Drawing its thrills from both horror and sci-fi, “A Quiet Place” is at its most delightful as a work of pure imagination. Before it gets to the scares, the film revels in answering the questions of its carefully-drawn world. In an early scene, they entertain themselves by playing Monopoly, but they make sure to roll the dice on carpet and have replaced those pesky metal game pieces with pieces of soft felt. But what else? How do they cook? How do they do laundry? How do husband and wife maintain their sense of romance? What will they do when that darn baby is born and it starts to cry? A lesser film would avoid these problems, but this one addresses them with a sense of fun and wonder.
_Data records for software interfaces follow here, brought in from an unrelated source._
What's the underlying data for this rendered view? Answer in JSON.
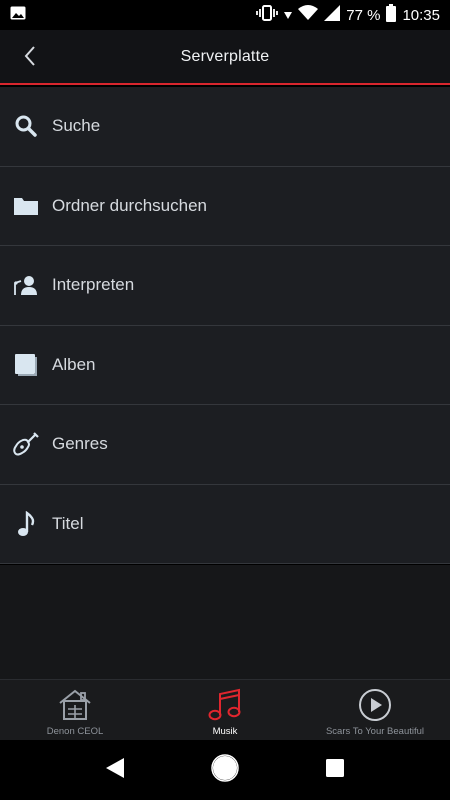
{
  "status_bar": {
    "battery": "77 %",
    "time": "10:35"
  },
  "header": {
    "title": "Serverplatte"
  },
  "menu": {
    "items": [
      {
        "label": "Suche",
        "icon": "search-icon"
      },
      {
        "label": "Ordner durchsuchen",
        "icon": "folder-icon"
      },
      {
        "label": "Interpreten",
        "icon": "artist-icon"
      },
      {
        "label": "Alben",
        "icon": "album-icon"
      },
      {
        "label": "Genres",
        "icon": "guitar-icon"
      },
      {
        "label": "Titel",
        "icon": "music-note-icon"
      }
    ]
  },
  "tabs": [
    {
      "label": "Denon CEOL",
      "icon": "house-icon",
      "active": false
    },
    {
      "label": "Musik",
      "icon": "music-notes-icon",
      "active": true
    },
    {
      "label": "Scars To Your Beautiful",
      "icon": "play-circle-icon",
      "active": false
    }
  ],
  "colors": {
    "accent": "#d8262e",
    "background": "#1c1e22",
    "icon": "#d9e6f0"
  }
}
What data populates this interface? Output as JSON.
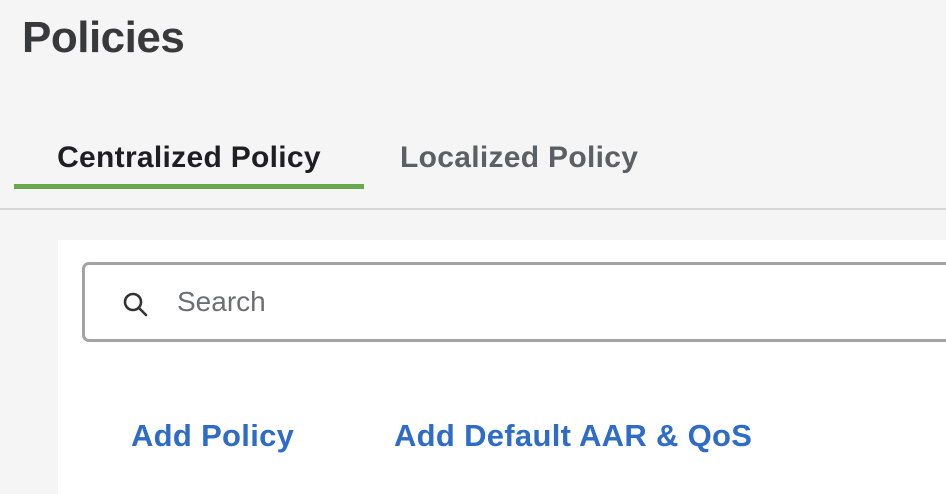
{
  "page": {
    "title": "Policies"
  },
  "tabs": [
    {
      "label": "Centralized Policy",
      "active": true
    },
    {
      "label": "Localized Policy",
      "active": false
    }
  ],
  "search": {
    "placeholder": "Search",
    "value": "",
    "icon": "search-icon"
  },
  "actions": {
    "add_policy": "Add Policy",
    "add_default": "Add Default AAR & QoS"
  },
  "colors": {
    "accent_underline": "#6aa84f",
    "link": "#2e6cc7",
    "background": "#f5f5f5",
    "panel": "#ffffff"
  }
}
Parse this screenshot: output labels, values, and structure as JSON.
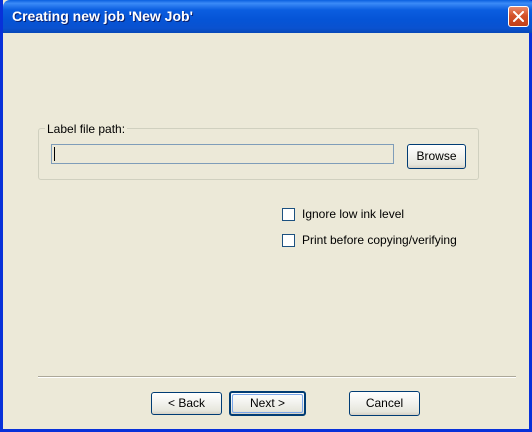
{
  "window": {
    "title": "Creating new job 'New Job'",
    "close_icon": "close-icon"
  },
  "label_file": {
    "legend": "Label file path:",
    "path_value": "",
    "browse_label": "Browse"
  },
  "options": [
    {
      "label": "Ignore low ink level",
      "checked": false
    },
    {
      "label": "Print before copying/verifying",
      "checked": false
    }
  ],
  "footer": {
    "back_label": "< Back",
    "next_label": "Next >",
    "cancel_label": "Cancel"
  },
  "colors": {
    "titlebar": "#0554d6",
    "dialog_bg": "#ece9d8",
    "close_button": "#d4522a"
  }
}
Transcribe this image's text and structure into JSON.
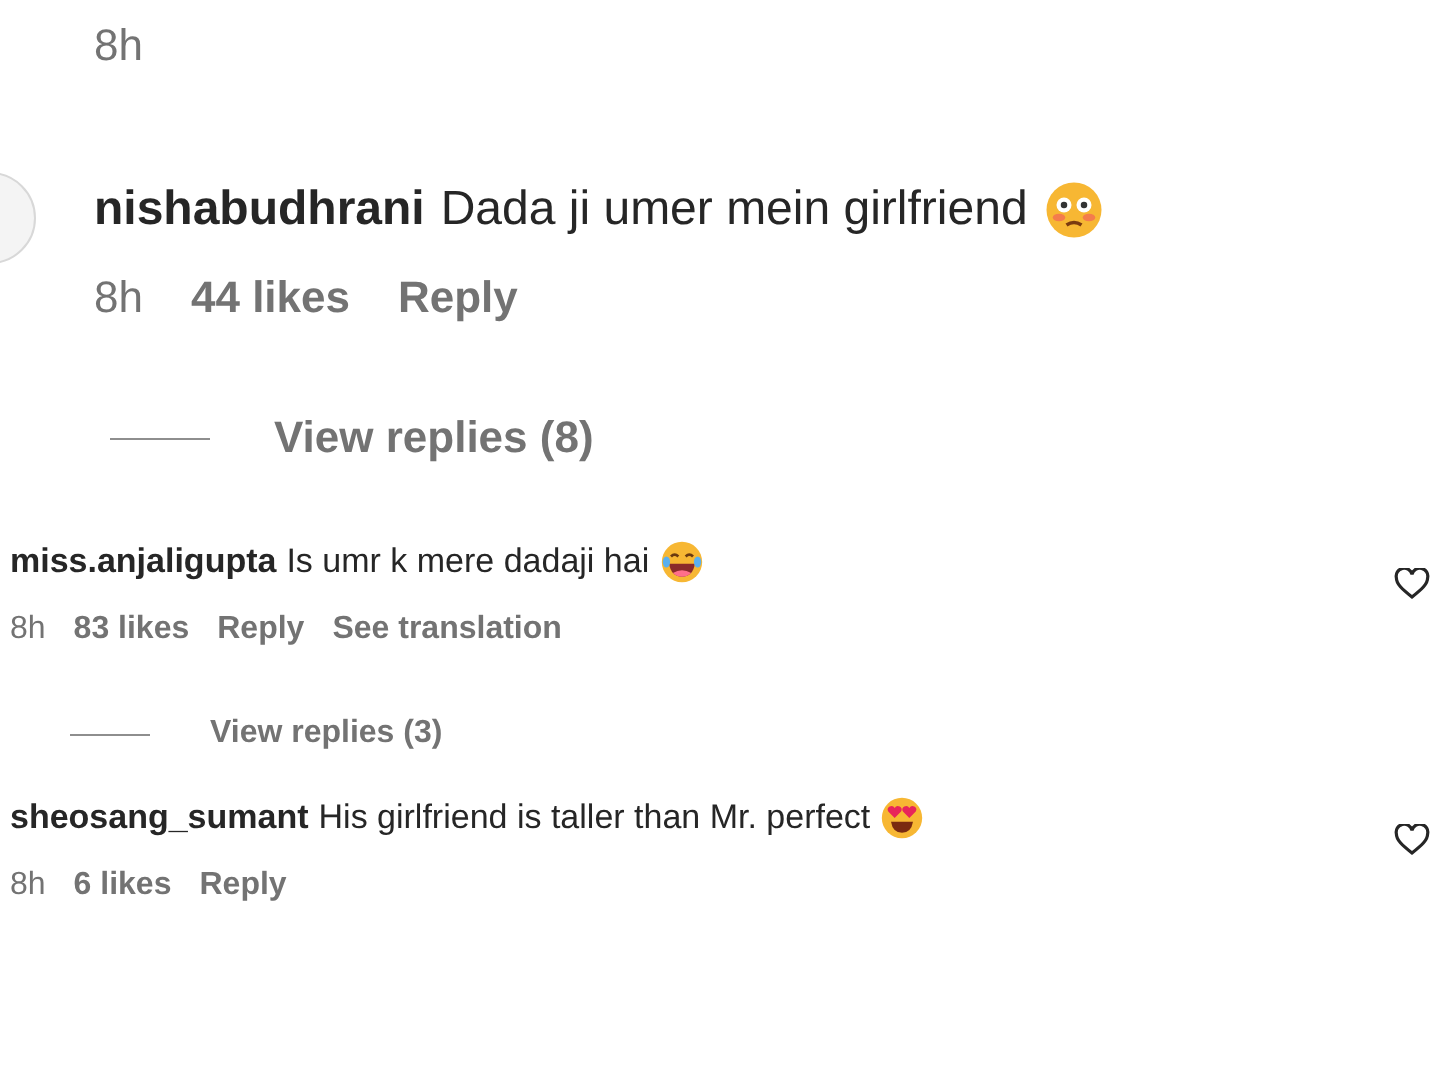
{
  "top_time": "8h",
  "comments": [
    {
      "kind": "large",
      "username": "nishabudhrani",
      "text": "Dada ji umer mein girlfriend",
      "time": "8h",
      "likes": "44 likes",
      "reply": "Reply",
      "view_replies": "View replies (8)"
    },
    {
      "kind": "compact",
      "username": "miss.anjaligupta",
      "text": "Is umr k mere dadaji hai",
      "time": "8h",
      "likes": "83 likes",
      "reply": "Reply",
      "see_translation": "See translation",
      "view_replies": "View replies (3)"
    },
    {
      "kind": "compact",
      "username": "sheosang_sumant",
      "text": "His girlfriend is taller than Mr. perfect",
      "time": "8h",
      "likes": "6 likes",
      "reply": "Reply"
    }
  ]
}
Perhaps the most important question it asks is: How does a family heal? The central relationship in the film is not between husband and wife but father and teenage daughter, who feels responsible for an accident that comprises the film’s masterful prologue. She blames herself, and he has not forgiven her. The basic contours of their relationship – sullen teenager vs. stoic father – is universal, but it is magnified by the sci-fi context. When your every breath is devoted to survival, how do you find the space to heal emotional wounds? Krasinski, who taught a masterclass in nonverbal communication as Jim “The Office,” is rock-solid as the concerned father, and Simmonds (hearing impaired in real-life) is just as good here as she was in last year’s “Wonderstruck,” finding universal notes of teenage conflict in this unusual story.
The film is also just a rollicking good time. Without any real dialogue to speak of, there is no plot exposition. Typically, post-apocalyptic movies rely on long monologues that explain how its world came to be. “A Quiet Place,” for the most part, allows the viewer to figure it out on their own, turning us into active and engaged viewers. Then, when the aliens descend on their quiet home in its action-packed finale, the family’s forced silence greatly increases the tension. Our heroes go through the normal physical trials of an action movie, but they must do so without releasing anything louder than a single breath.
If the film falters at all, it’s only due to Krasinski’s inexperience behind the camera. He telegraphs a few of the key plot twists. Even the most aloof twist-guesser will see them coming. He also relies too heavily on jump-scares, in which the alien pops up in the background while high-pitched strings squeal on the soundtrack. These are the mistakes of a filmmaker who does not totally trust his own abilities, or one offering a treat to the fans of more conventional horror.
But for the rest of us, “A Quiet Place” is a bridge to a genre that people like me have historically shied away from. It’s a lesson in dramatic tension, an astonishing debut, and a signal to the world that horror can be a venue for honest, respectable filmmaking. I’ll be on the edge of my seat waiting to see what comes next.
<My Rating>: See it in the Theater